    Open ports on a network are typically of no concern because open ports are how devices offer services on a network. For example, a printer needs to have at least one open port if you actually want to print from it.

    What is of greater concern is if one of these ports is exposed to the wider Internet by your router, via a process called “port forwarding “. Take a look at this webpage, and scroll down to the “Firewall Testers” section.

    Try the shodan and censys links in particular to see if any ports on your network are actually exposed to the Internet. Ordinarily, none should be exposed.

    The DNS tests are also useful: a common hack is replacing your legitimate DNS with something malicious, so that when you think you are visiting a particular website, you’ll be redirected to the hacker’s websites which resemble the legitimate websites but with malicious intent. Typically, your router will select your Internet Service Provider’s own DNS, and the tests should show these clearly.

    Old routers often have lousy security, and any one that you do have should have firmware that is periodically and automatically updated. A good router will not only protect you from Internet attacks, but will protect the Internet from your own compromised computers.

    Likewise, make sure that all of your computers and mobile devices connected to your network have up to date operating systems and will download updates automatically. Current computers have good built-in virus/malware/hacking protection, but lots of folks hold onto old hardware. You may have trouble with old Windows 7, XP, and older computers for example, or old iPhones, Android devices, or whatever, which are no longer updated and don’t protect against current threats.

    Visiting dodgy websites, downloading suspicious email attachments, and installing unnecessary apps are the main culprits for computer infection rather than external attacks. Many do freely let the bad guys into their home, with serious consequences, while in actuality, break-ins are relatively rare and often inconsequential.

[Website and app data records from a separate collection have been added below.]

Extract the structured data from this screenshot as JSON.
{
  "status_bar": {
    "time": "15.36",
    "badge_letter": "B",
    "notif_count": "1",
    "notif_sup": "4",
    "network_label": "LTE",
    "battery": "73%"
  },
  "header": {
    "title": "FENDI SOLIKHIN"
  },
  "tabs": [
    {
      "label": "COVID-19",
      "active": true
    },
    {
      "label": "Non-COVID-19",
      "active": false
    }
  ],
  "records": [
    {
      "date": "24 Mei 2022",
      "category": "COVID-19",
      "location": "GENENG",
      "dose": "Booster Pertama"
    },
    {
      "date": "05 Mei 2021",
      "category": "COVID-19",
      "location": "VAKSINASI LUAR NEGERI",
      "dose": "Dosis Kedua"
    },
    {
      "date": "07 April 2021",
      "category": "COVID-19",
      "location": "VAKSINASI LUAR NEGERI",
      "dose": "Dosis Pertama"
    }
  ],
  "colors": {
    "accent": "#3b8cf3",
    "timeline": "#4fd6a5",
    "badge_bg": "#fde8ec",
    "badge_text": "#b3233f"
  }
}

    I like running the free Malwarebytes software periodically just as a further check.